▶ WHAT YOU SHOULD DO:
Wherever a line in the data holds the word "links", pull that line out.

►

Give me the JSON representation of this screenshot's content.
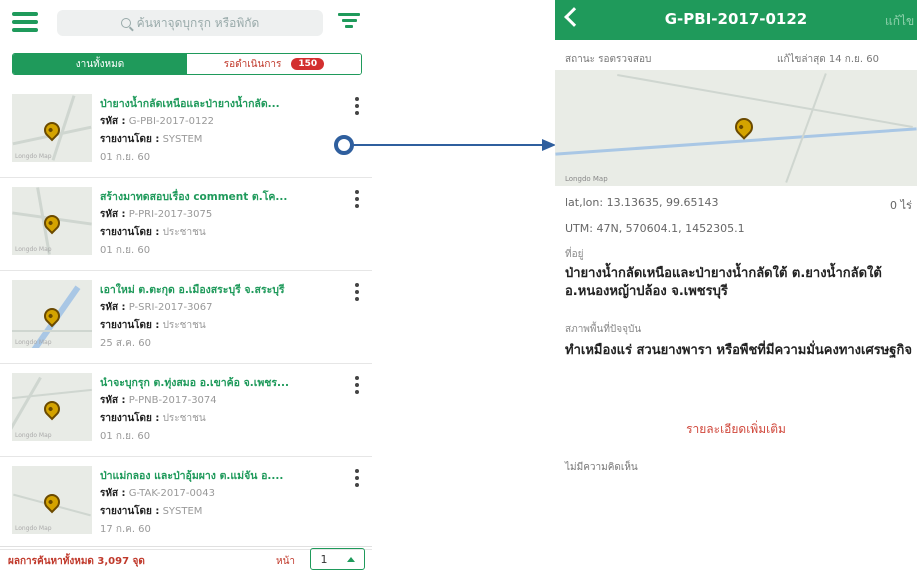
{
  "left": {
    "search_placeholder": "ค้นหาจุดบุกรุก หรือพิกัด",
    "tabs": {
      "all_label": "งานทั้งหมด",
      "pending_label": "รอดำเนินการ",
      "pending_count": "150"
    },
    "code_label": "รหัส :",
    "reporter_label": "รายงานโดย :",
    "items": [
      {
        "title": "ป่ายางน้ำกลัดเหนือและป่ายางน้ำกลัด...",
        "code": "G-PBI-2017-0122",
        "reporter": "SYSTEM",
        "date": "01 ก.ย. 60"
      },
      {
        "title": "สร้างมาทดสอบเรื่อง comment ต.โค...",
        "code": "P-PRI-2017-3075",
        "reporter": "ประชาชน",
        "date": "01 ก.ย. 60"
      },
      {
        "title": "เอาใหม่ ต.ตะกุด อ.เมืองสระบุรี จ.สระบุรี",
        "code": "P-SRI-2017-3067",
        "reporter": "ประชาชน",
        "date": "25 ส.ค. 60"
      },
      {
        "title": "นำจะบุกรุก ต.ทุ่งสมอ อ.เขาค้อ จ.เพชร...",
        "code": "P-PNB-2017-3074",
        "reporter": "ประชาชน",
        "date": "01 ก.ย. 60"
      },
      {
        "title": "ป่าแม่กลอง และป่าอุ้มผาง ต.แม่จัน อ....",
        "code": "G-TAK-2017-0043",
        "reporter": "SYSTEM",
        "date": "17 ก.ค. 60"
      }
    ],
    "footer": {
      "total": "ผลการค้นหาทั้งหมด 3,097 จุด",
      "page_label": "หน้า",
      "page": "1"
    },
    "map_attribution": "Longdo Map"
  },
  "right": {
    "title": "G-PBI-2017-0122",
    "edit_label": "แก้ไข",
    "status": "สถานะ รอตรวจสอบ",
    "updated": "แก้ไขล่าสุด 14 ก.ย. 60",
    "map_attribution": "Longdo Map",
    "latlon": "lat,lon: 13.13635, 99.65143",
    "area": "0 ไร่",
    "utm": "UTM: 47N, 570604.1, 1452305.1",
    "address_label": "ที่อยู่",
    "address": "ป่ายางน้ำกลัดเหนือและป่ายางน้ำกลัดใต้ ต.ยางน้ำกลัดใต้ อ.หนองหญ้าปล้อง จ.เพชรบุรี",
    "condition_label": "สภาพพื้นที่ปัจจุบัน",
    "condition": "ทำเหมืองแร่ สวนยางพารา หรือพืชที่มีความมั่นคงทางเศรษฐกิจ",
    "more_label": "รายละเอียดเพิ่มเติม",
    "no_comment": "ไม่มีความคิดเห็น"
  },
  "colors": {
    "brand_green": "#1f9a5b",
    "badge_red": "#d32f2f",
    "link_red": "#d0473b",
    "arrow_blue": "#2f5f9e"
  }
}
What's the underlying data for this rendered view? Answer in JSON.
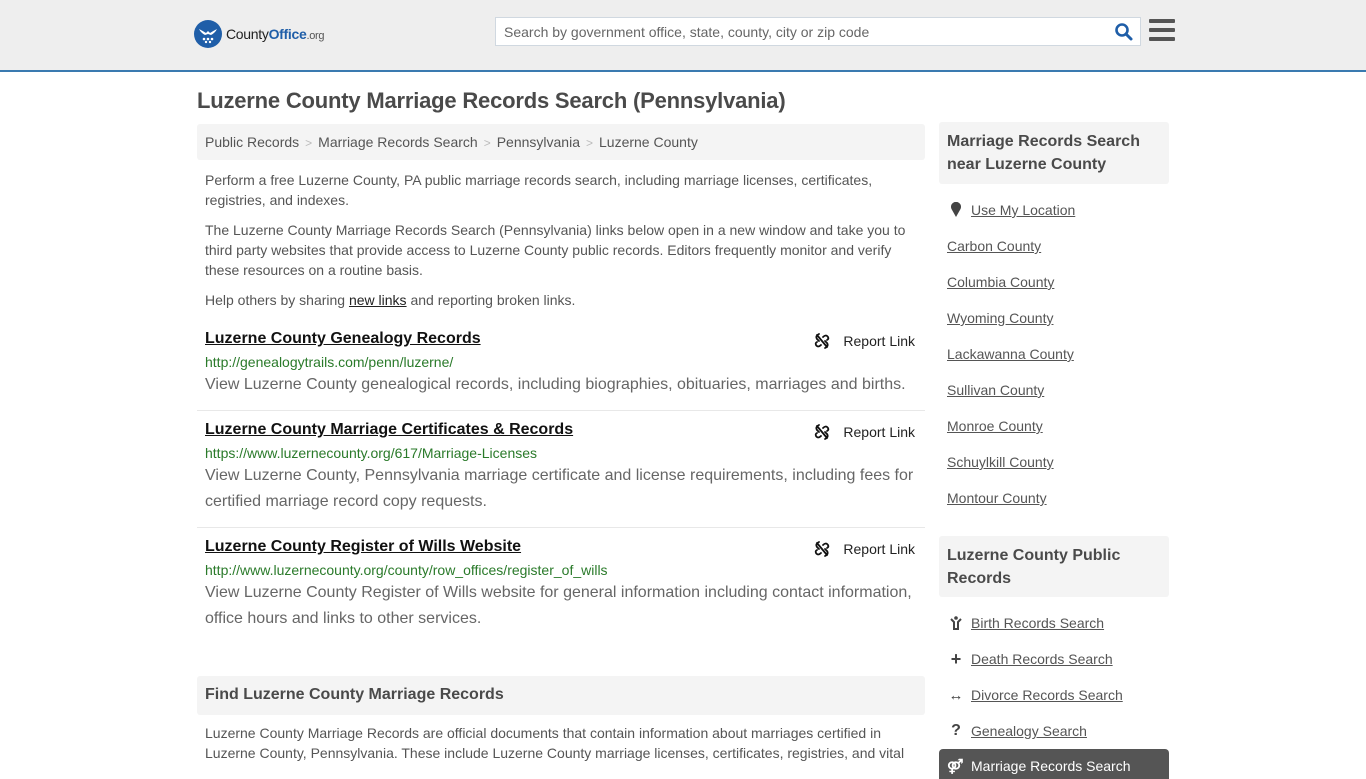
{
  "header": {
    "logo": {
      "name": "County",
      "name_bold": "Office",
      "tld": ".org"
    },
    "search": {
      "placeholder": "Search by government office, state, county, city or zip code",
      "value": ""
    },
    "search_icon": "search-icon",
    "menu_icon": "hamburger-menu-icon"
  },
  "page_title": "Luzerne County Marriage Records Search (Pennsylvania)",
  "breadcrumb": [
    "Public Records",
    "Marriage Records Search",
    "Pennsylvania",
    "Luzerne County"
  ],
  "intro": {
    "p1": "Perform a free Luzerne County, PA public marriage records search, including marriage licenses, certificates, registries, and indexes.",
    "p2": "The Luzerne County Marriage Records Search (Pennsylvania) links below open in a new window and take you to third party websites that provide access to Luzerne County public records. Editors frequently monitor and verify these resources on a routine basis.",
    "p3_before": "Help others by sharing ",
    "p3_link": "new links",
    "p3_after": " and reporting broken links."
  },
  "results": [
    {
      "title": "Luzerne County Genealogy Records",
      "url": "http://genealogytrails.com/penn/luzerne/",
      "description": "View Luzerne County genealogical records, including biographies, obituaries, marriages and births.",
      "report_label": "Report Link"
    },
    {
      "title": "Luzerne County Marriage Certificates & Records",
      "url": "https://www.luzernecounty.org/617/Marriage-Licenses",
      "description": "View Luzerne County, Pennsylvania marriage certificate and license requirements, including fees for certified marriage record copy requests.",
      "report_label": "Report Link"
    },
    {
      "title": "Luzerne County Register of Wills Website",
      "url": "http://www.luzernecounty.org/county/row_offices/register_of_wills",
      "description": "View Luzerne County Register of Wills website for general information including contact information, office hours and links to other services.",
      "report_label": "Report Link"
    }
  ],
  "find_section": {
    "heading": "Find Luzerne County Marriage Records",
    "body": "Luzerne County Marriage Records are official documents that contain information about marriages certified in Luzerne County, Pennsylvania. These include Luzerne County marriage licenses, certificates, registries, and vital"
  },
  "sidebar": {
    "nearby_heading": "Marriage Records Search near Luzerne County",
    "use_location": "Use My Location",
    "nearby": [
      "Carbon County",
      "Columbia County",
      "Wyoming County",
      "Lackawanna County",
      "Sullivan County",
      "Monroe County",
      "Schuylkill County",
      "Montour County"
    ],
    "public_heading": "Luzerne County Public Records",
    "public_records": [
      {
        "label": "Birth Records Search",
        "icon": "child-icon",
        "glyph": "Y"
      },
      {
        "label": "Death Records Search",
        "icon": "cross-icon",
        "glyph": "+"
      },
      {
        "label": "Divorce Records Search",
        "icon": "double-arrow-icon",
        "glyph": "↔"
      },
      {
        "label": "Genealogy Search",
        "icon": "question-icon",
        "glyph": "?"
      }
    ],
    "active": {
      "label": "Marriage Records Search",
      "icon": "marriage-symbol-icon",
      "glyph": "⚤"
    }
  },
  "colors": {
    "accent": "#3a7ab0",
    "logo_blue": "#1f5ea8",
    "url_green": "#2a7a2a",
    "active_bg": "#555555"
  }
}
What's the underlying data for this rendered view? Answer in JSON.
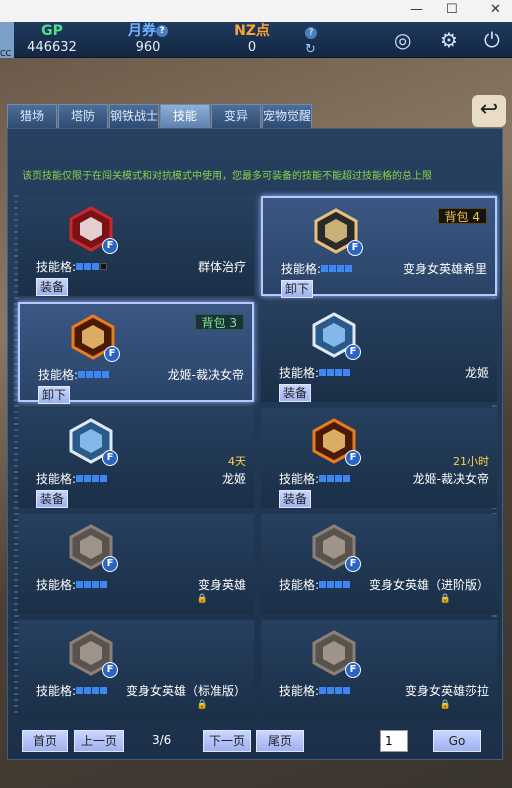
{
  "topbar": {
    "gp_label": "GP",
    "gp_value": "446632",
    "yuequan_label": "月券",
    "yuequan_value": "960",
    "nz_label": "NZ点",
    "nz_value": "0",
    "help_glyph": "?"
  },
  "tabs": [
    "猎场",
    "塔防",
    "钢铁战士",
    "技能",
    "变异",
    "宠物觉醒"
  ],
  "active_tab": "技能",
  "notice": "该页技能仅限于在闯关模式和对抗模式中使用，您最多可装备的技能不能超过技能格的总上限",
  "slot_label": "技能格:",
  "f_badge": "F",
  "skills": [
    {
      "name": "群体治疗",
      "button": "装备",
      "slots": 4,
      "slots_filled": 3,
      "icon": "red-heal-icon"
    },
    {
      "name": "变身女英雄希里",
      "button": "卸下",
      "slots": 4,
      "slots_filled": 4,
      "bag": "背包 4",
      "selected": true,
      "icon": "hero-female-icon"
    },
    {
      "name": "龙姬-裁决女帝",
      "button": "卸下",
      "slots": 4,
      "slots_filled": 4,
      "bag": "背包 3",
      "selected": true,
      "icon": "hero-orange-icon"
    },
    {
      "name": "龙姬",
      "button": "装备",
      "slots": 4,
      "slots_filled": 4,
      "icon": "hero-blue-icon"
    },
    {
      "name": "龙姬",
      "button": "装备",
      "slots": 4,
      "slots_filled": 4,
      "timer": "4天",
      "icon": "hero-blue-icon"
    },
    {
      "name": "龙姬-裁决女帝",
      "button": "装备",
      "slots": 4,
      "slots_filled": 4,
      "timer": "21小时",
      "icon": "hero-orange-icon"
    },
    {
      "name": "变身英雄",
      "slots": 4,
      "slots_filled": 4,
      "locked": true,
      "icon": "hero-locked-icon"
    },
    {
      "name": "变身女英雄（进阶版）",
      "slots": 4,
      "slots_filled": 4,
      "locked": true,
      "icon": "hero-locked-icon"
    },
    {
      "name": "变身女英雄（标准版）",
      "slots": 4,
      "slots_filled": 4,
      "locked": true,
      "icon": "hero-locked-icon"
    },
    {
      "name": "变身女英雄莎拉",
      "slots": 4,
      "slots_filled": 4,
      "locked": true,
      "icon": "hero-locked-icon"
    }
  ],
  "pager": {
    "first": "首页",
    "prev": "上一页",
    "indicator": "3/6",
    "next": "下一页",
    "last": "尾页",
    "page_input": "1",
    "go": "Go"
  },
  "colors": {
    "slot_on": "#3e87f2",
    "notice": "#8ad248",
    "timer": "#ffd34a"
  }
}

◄

▶ OUTPUT:
    "p2": "The Luzerne County Marriage Records Search (Pennsylvania) links below open in a new window and take you to third party websites that provide access to Luzerne County public records. Editors frequently monitor and verify these resources on a routine basis.",
    "p3_link": "new links",
    "p3_after": " and reporting broken links."
      "description": "View Luzerne County Register of Wills website for general information including contact information, office hours and links to other services.",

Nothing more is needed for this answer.